I am two parts commercial writer, one part travel writer and one part creative writer. I have six years experience, including two managing other writers. I moved to Canada and back. Now it’s like I am on the other end of an electric fence and I can’t get back into the job market.
Maybe they could sense that I was in Quebec, like a baby bird rejected from its mother because a human touched it.
I have been looking for work since April, when I moved back here. I have had countless job interviews. I am not desperate, not complaining, but I am frustrated. I need work and although I currently freelance write for multiple travel publications, there are long stretches of time spent in PJs writing a humorous inner monologues from vampires and bizarre stories about old folks’ homes.
I need to make money.
I looked into getting an MFA, the holy grail of validation. Writers. Sitting around, talking about writing. Going on retreats. Writing. Ripping apart their colleagues’ work. Writing.
It would cost $16,500, layered on top of student loans from my bachelor’s degree (currently $8,000, almost half the original amount). I’d love to do it. But I decided before sinking into debt to search for my Mr. Miyagi. A writer-mentor. Someone who will make me paint a fence if I don’t hand something good in.
Please ring in if you found your Mr. Miyagi. And how. And with his or her phone number, svp.
Job Market Annoyances
It’s rough out there still. I made it through the 2008-2009 crisis with only one lay-off in the family (there are only two and a half of us, if you count the dog). We didn’t have to downsize since we were already living in a tiny apartment situated next to a half-way house. The view was great if you could look above the crazy people.
Expedia is my unrequited love. I would be so perfect there and it kills me that they don’t know it. I speak French! I write about hotels! Granted, my french sounds like a braying donkey, but still. I keep sending them applications, like my “stalker” senior year of high school who passed me note after note with little drawings of bats in the margins.
Devaluation of Writers
Writers are devalued. And it’s getting worse. I blame content farms, flea-sized attention spans, and the general attitude that “anyone can do this.” I also blame those who want to be writers but don’t actually read or write. Kind-of the first step, people. Stop clogging these jobs with your “I have never written anything in my life, but I want to be a writer” resumes.
There are much better jobs that pay more.
Common job descriptions for writers:
Get published! Write a 500-word post. $5 per post.
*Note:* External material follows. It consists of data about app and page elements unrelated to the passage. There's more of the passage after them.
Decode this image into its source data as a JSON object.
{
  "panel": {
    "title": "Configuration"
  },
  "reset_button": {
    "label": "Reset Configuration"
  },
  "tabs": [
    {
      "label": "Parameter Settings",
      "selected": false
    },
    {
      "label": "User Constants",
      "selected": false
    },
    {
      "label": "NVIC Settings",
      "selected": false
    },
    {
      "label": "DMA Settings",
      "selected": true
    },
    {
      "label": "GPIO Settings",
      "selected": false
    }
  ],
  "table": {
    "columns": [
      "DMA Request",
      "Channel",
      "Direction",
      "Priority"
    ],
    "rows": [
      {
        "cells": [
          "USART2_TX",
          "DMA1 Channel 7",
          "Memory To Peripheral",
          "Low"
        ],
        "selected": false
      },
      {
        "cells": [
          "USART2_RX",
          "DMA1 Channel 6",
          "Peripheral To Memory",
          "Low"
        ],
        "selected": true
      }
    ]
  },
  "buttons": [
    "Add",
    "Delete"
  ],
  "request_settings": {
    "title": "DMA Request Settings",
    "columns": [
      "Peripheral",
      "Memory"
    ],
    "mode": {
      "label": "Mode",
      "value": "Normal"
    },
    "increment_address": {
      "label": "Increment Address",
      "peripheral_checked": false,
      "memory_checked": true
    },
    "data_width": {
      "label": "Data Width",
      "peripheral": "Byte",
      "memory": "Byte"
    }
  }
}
But you’ll be published, like on a real website, and get to tell all your little friends that you’re not a loser after all. Impress people at dinner parties with your “published” e-how article on how to get yellow stains out of the armpits of shirts. Fascinating work!
Be a writer. Write blog posts, articles, newsletters, correspondence, novels, biographies, etc. our growing business. You’ll also have to design websites and engage in light filing & reception work. You’ll also have to edit film. Hope you can do all of these things in a pressure-cooker.
Hiring managers are too picky. I get that a bad hire is expensive. BUT I have been on several job interviews where I KNOW I could do the job and they don’t hire anyone and keep it open. They’re not just searching for a writer. They’re searching for a writer who writes about their obsure industry or a writer who can design or a writer who could peel a banana with their toes. I write in a lot of different voices and enjoy research. I apologize for my lack of knowledge about coin collecting.
It’s like your picky single friends whining about how they can’t find anyone. What about Tim? Tim’s nice. So what if he wears socks with sandals? So what if he cuts his pizza with scissors?
Scam Temp Agencies
Some temp agencies are a scam. There’s nothing like the disappointment of finding a perfect job, then scrolling down and seeing that it’s from one of these agencies. It’s like finding out there’s no Santa Clause or that Starbucks got rid of the salted caramel hot chocolate. You get that nervous-excited feeling in your stomach. You spend hours crafting the perfect application. Then get a phone call from the agency begging you to sign up. You sign up. Poof!
The job vanishes. Meanwhile, your resume is sent adrift among thousands of other hopeful job seekers. If you do land a job, the agency gets a cut of your salary.
But you probably won’t hear from that agency again. They’ll avoid your calls.
Is it hopeless? Where are you, my Mr. Miyagi?